A great example of somewhere really understanding their audience’s needs is Eureka! on their homepage. They’re an interactive children’s museum with a focus on learning through play.
What they’ve got so right here is clearly showing the three key things any customer wants to know – when they’re open, where they are and how to get there and how to buy tickets. The tickets tab is already open and you can buy them directly from the home page without navigating anywhere else. The calls to action sit under a compelling image that gives you a flavour of what to expect at the museum and a bold brand message too in the four words: “Explore. Discover. Play. Learn.” Their approach and ethos is really important to parents and teachers and is a major selling point and deciding factor to them visiting Eureka!. They have married brand messaging and key customer actions together beautifully. You don’t have to look far to see more stylish work in this area with their big “Buy tickets” button in the top navigation being designed to complement the colour scheme and even their cookies notice blends in seamlessly too.

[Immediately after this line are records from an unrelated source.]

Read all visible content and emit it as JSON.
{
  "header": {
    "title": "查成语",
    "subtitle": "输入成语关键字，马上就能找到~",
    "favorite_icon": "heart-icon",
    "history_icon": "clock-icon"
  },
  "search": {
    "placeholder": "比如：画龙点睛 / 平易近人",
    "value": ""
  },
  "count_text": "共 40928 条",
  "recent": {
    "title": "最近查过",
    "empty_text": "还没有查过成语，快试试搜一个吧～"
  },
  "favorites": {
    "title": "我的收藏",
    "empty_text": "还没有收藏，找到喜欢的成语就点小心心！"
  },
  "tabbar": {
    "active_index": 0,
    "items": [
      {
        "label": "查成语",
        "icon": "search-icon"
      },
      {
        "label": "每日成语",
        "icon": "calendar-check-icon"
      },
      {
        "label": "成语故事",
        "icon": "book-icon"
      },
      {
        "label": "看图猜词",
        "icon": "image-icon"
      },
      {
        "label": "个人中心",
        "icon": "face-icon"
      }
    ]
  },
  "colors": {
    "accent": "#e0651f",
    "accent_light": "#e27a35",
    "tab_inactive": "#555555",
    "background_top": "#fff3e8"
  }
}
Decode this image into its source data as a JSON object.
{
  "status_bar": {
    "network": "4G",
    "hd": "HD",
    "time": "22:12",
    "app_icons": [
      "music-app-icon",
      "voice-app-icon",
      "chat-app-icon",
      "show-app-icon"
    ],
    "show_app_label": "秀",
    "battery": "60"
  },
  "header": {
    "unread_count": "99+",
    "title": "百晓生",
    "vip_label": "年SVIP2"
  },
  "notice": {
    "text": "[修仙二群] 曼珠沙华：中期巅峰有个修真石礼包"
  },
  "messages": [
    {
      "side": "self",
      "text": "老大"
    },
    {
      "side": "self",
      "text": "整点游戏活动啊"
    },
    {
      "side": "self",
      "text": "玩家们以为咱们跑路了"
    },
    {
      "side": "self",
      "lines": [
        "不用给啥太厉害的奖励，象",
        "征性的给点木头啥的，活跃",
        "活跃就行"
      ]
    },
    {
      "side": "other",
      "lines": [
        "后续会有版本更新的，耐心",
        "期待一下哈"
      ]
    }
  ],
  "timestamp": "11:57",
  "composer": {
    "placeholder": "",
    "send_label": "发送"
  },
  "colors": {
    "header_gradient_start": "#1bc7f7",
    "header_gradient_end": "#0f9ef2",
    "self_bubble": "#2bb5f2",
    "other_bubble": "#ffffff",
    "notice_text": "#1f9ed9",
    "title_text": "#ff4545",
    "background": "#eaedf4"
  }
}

It does take courage to think about your content in this way. It can seem daunting to make changes to pages that have taken teams hours to plan and optimise. As long as you can base your decision on facts (see the section below about research) and you can show how the changes support your company’s goals, you can be bold and brave. You will be glad you were when you see the results.
As easy as ABC?
It is vital that you substantiate what you think your customers want with data. ABC = Analytics Before Content.
Research helps you understand what your audience wants and will help you set meaningful goals. Keyword research will give you vital insights into what your customers (current and prospective) are searching for. You should use this to inform all your online content to not only get people to your site but to show Google your content is relevant, thus boosting your ranking. Look at how people currently use your website – which pages work well, which don’t? Analyse the performance of content on social media and in print advertising. Carry out customer focus groups and actually ask them what they want.
Monitoring and measuring should be continuous to optimise the performance of your content. Always look at how specific pieces of content are performing, test along the way and don’t be afraid to make changes.
Don’t leave it as an afterthought
Content is often left as the last thing on a project to do list. Flip that focus. Thinking back to the inverted pyramid image at the start of this blog showing how to structure your content by level of importance – move content hierarchy into the “highly important” segment of any project.